You can forget any notion of a prudent Finance Minister insisting that a discount be placed on the Province’s forecast oil revenues, due to their ‘volatility’.  Such a practice might ensure that the Budget does not always default into deficit when prices or production volumes drop. Don’t even consider the idea of a ‘rainy day’ fund or any measure to tackle the public debt. The interview is evidence that that possibility did not even enter the Minister’s mind. 

Wittingly or otherwise, the Minister confirms his management of the public purse contains all the hallmarks of 'soothsaying'.

The McLeod interview contained another revealing item. The comment was made in response to his question about whether the Government may have to “revise expectations” given “the province’s fiscal situation”.

KENNEDY: “So the minister of finance is simply what I would describe as the quarterback for the budgeting process, and not the decision-maker. The decision-maker is the cabinet in the final result.” (emphasis added)

McLEOD: “Yeah, but you’re the one with your hands on the books. You’re the one who’s managing the Department of Finance…….”

KENNEDY: “Certainly.”

The football metaphor is interesting for the diminished role the Minister assigns himself, in his official capacity. Kennedy might have acknowledged that, historically, Ministers of Finance have played, not the role of quarterback, but, that of coach or better.  The quarterback merely receives the play; the coach is the one who makes the call. That is surely too high an expectation.
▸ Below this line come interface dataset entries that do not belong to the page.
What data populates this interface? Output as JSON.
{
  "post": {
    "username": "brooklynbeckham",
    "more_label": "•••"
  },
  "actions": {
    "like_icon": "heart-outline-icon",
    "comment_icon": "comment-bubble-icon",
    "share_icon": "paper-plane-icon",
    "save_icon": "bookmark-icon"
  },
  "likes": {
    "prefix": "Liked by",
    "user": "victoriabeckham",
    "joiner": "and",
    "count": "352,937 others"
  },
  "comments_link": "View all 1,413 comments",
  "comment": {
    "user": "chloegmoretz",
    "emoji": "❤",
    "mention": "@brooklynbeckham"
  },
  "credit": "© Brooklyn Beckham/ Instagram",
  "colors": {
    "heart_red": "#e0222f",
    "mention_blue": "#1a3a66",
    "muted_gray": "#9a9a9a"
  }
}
Kennedy seems not to understand what he is supposed to be about. He essentially says to McLeod:  What’s your point? 

Perhaps, here, too, the Minister was just being honest. Perhaps, he was simply telling McLeod: “Leadership is for leaders; I’m not one of those”.

It was a damn fine interview, Mr. McLeod; all of it page one material.

Perhaps, readers should be given fair warning.  Just like gold, sometimes they have to dig a little for the best nuggets.